Secondary prevention after cerebral ischaemia of presumed arterial origin: is aspirin still the touchstone?
Patients who have had a transient ischaemic attack or nondisabling ischaemic stroke of presumed arterial origin have an annual risk of death from all vascular causes, non-fatal stroke, or non-fatal myocardial infarction that ranges between 4% and 11% without treatment. In the secondary prevention of these vascular complications the use of aspirin has been the standard treatment for the past two decades. Discussions about the dose of aspirin have dominated the issue for some time, although there is no convincing evidence for any difference in effectiveness in the dose range of 30-1300 mg/day.

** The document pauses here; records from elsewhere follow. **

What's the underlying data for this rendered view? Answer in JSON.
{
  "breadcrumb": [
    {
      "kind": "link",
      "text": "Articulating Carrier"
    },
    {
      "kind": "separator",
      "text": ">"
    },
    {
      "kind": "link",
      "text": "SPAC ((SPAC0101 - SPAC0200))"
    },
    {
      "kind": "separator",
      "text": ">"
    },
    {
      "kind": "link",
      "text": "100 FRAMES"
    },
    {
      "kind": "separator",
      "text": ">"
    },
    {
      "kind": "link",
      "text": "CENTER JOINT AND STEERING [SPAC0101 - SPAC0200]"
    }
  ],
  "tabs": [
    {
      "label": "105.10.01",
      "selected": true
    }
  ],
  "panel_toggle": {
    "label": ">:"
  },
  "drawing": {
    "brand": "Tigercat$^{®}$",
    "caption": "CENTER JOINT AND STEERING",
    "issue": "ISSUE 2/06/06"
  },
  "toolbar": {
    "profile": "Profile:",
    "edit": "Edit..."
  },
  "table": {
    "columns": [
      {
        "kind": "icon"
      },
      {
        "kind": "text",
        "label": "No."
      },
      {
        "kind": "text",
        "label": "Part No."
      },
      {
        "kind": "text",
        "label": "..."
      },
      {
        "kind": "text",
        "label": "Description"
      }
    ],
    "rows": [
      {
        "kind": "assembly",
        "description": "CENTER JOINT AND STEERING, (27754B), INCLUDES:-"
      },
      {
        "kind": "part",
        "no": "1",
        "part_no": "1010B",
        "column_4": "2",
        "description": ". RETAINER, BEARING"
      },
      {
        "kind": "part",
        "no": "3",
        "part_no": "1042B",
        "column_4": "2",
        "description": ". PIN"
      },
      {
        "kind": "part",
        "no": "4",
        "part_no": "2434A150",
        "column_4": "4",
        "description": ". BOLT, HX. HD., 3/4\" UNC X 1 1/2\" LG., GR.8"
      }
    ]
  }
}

A far greater problem is the limited degree of protection offered by aspirin: the accumulative evidence from trials with aspirin alone and only for cerebrovascular disease of presumed arterial origin as qualifying event indicates that a dose of aspirin of at least 30 mg/day prevents only 13% of serious vascular complications.
|Keywords||Aspirin/*therapeutic use, Brain Ischemia/*prevention & control, Cerebral Arteries/*drug effects, Humans|
|Persistent URL||dx.doi.org/10.1136/jnnp.66.5.557, hdl.handle.net/1765/22510|
Algra, A., Koudstaal, P.J., & van Gijn, J.. (1999). Secondary prevention after cerebral ischaemia of presumed arterial origin: is aspirin still the touchstone?. Journal of Neurology, Neurosurgery and Psychiatry: an international peer-reviewed journal for health professionals and researchers in all areas of neurology and neurosurgery, 66(5), 557–559. doi:10.1136/jnnp.66.5.557